Return all of the entries exactly as written.

◆ **Data shown**:
#####
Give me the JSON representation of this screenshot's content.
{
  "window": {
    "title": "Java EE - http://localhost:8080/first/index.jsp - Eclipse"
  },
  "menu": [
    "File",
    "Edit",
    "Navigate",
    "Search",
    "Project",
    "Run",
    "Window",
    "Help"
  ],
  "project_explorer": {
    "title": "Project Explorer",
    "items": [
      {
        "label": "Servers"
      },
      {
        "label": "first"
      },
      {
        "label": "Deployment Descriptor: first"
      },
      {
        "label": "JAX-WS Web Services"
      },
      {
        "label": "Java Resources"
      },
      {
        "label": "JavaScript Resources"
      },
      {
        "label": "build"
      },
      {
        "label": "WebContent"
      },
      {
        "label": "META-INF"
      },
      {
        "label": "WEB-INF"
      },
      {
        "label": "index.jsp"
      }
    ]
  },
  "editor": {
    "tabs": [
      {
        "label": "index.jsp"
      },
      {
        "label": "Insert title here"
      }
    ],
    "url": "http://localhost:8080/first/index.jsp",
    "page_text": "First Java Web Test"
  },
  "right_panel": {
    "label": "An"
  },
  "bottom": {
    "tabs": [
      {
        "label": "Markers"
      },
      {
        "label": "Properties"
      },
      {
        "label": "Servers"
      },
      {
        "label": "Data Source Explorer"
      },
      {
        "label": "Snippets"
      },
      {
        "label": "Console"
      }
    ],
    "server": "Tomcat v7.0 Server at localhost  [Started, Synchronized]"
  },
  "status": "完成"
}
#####
◆ **Written answer**:
Give me the JSON representation of this screenshot's content.
{
  "window": {
    "title": "Java EE - http://localhost:8080/first/index.jsp - Eclipse"
  },
  "menu": [
    "File",
    "Edit",
    "Navigate",
    "Search",
    "Project",
    "Run",
    "Window",
    "Help"
  ],
  "project_explorer": {
    "title": "Project Explorer",
    "items": [
      {
        "label": "Servers"
      },
      {
        "label": "first"
      },
      {
        "label": "Deployment Descriptor: first"
      },
      {
        "label": "JAX-WS Web Services"
      },
      {
        "label": "Java Resources"
      },
      {
        "label": "JavaScript Resources"
      },
      {
        "label": "build"
      },
      {
        "label": "WebContent"
      },
      {
        "label": "META-INF"
      },
      {
        "label": "WEB-INF"
      },
      {
        "label": "index.jsp"
      }
    ]
  },
  "editor": {
    "tabs": [
      {
        "label": "index.jsp"
      },
      {
        "label": "Insert title here"
      }
    ],
    "url": "http://localhost:8080/first/index.jsp",
    "page_text": "First Java Web Test"
  },
  "right_panel": {
    "label": "An"
  },
  "bottom": {
    "tabs": [
      {
        "label": "Markers"
      },
      {
        "label": "Properties"
      },
      {
        "label": "Servers"
      },
      {
        "label": "Data Source Explorer"
      },
      {
        "label": "Snippets"
      },
      {
        "label": "Console"
      }
    ],
    "server": "Tomcat v7.0 Server at localhost  [Started, Synchronized]"
  },
  "status": "完成"
}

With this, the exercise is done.